So how do you rise above the noise and get a prospect’s attention?
I maintain that this has to do with appealing to a customer’s view of themselves … not their image of you. In the buyers’ mind, they are a market-of-one, because they really do not care about other shopper needs — just their own. As a market-of-one, more differences than consistencies become visible as you drill down on buyer characteristics.
I believe that the door to engaging customers like a market-of-one is through lifestyle. To do this, you provide day-to-day experiences that resonate with them as relevant and interesting. For everyone, it is different, not just in product, but supporting their perceptions of self and how they define themselves. Of course, perception is reality. So their view of their lifestyle is the buyer you must attract. And with it, “two cents off” becomes increasingly irrelevant. Ask Harley-Davidson. People buy a Harley because of who it says they believe they are, not what price the bike is.

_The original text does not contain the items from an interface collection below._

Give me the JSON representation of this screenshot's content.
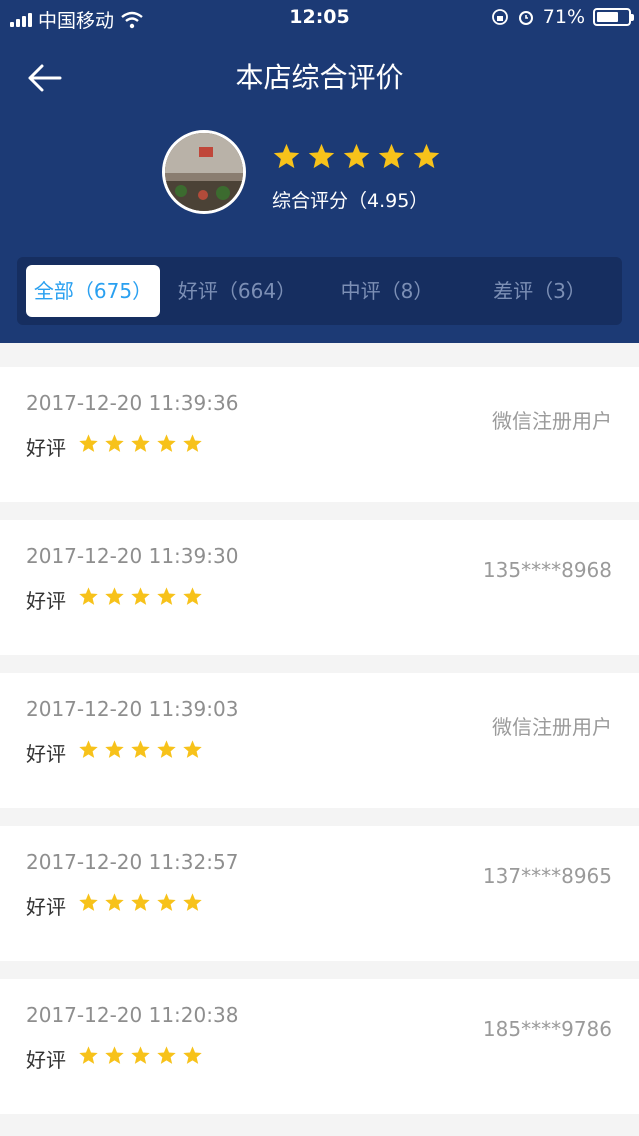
{
  "status_bar": {
    "carrier": "中国移动",
    "time": "12:05",
    "battery": "71%"
  },
  "header": {
    "title": "本店综合评价",
    "score_text": "综合评分（4.95）",
    "shop_rating_stars": 5
  },
  "tabs": [
    {
      "label": "全部（675）",
      "active": true
    },
    {
      "label": "好评（664）",
      "active": false
    },
    {
      "label": "中评（8）",
      "active": false
    },
    {
      "label": "差评（3）",
      "active": false
    }
  ],
  "reviews": [
    {
      "date": "2017-12-20 11:39:36",
      "user": "微信注册用户",
      "label": "好评",
      "stars": 5
    },
    {
      "date": "2017-12-20 11:39:30",
      "user": "135****8968",
      "label": "好评",
      "stars": 5
    },
    {
      "date": "2017-12-20 11:39:03",
      "user": "微信注册用户",
      "label": "好评",
      "stars": 5
    },
    {
      "date": "2017-12-20 11:32:57",
      "user": "137****8965",
      "label": "好评",
      "stars": 5
    },
    {
      "date": "2017-12-20 11:20:38",
      "user": "185****9786",
      "label": "好评",
      "stars": 5
    }
  ],
  "colors": {
    "header": "#1c3a75",
    "star": "#f7c21a",
    "tab_active_text": "#2aa0f0"
  }
}
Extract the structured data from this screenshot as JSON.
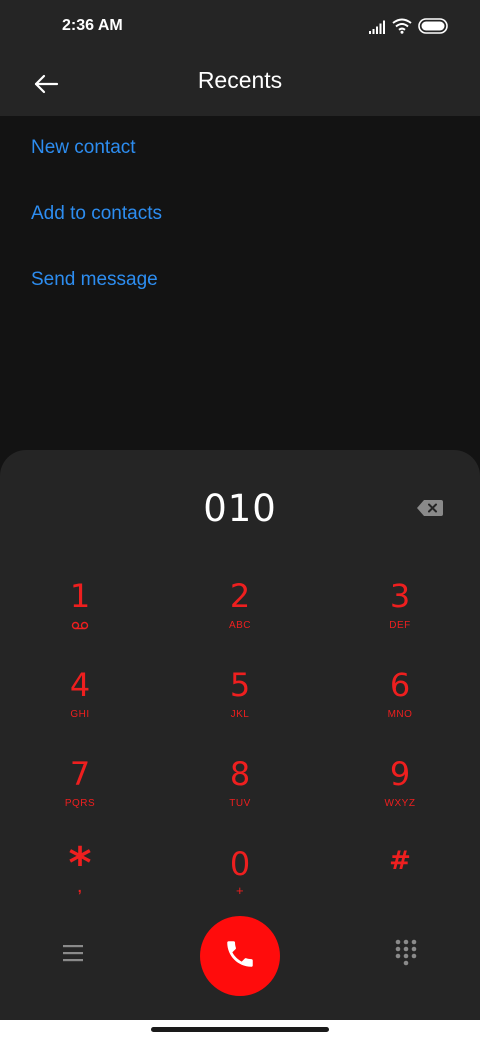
{
  "status_bar": {
    "time": "2:36 AM",
    "icons": [
      "signal-icon",
      "wifi-icon",
      "battery-icon"
    ]
  },
  "header": {
    "title": "Recents",
    "back_icon": "back-arrow-icon"
  },
  "actions": [
    {
      "label": "New contact"
    },
    {
      "label": "Add to contacts"
    },
    {
      "label": "Send message"
    }
  ],
  "dialpad": {
    "number": "010",
    "keys": [
      {
        "digit": "1",
        "letters": ""
      },
      {
        "digit": "2",
        "letters": "ABC"
      },
      {
        "digit": "3",
        "letters": "DEF"
      },
      {
        "digit": "4",
        "letters": "GHI"
      },
      {
        "digit": "5",
        "letters": "JKL"
      },
      {
        "digit": "6",
        "letters": "MNO"
      },
      {
        "digit": "7",
        "letters": "PQRS"
      },
      {
        "digit": "8",
        "letters": "TUV"
      },
      {
        "digit": "9",
        "letters": "WXYZ"
      },
      {
        "digit": "*",
        "letters": ","
      },
      {
        "digit": "0",
        "letters": "+"
      },
      {
        "digit": "#",
        "letters": ""
      }
    ],
    "key1_icon": "voicemail-icon"
  },
  "bottom_bar": {
    "left_icon": "menu-icon",
    "call_icon": "phone-icon",
    "right_icon": "keypad-icon"
  },
  "colors": {
    "accent": "#2d8df0",
    "key_color": "#ee1f1f",
    "call_button": "#ff0c0c",
    "panel": "#252525",
    "background": "#131313"
  }
}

MSN.com has terrific home page of lifestyle topics called the Wonderwall. It dynamically illustrates how celebrity news, photos, and gossip on are presented in a compelling way. Links to related products are seamlessly integrated into the rest of the site and constantly update. Click to see the image current wall.
Another great example is Jimmy Jazz. This is a retailer of street-inspired products for urban men and women. Its market is truly a collection of market-of-one buyers. For many of its customers, dressing differently from others is a sign of distinction — their own signature label. And that attitude includes knowing more about what’s going on in the street: Being the first to get the lyrics just released by their favorite group. Interacting on edgy social sites far ahead of the traditional Facebook variety. Getting advanced notice about new footwear from Shaq. Seeing videos of celebrities in Jimmy Jazz stores looking at clothes or accessories.
Jimmy Jazz visitors come to keep in touch. And also buy. As Anonymous also said, “The longer you keep a customer engaged, the better the chance he will buy.” And what better way than lifestyle experience intermingled with product? And it seems to be working. Jimmy Jazz is becoming a cult store. It now has over 175 retail stores and its E-commerce site is the third-fastest growing site on the Retail 500. And that is from near zero revenue online three years ago.
Now, how does “two cents off” sound?
Alan L. Codkind is a Principal Consultant with Disruptive Marketing Solutions. Previously, he was a co-founder and Associate Fellow at The Marketing Lab at Young and Rubicam. At IBM, he was a Principal Consultant for five National Practices and Product Director for eCommerce. He has been on the founding team of a half dozen venture-funded software start-ups, where he learned the nuances of how disruptive marketing differs from traditional marketing. He can be reached at firstname.lastname@example.org and 336-870-2226 in East Brunswick, NJ.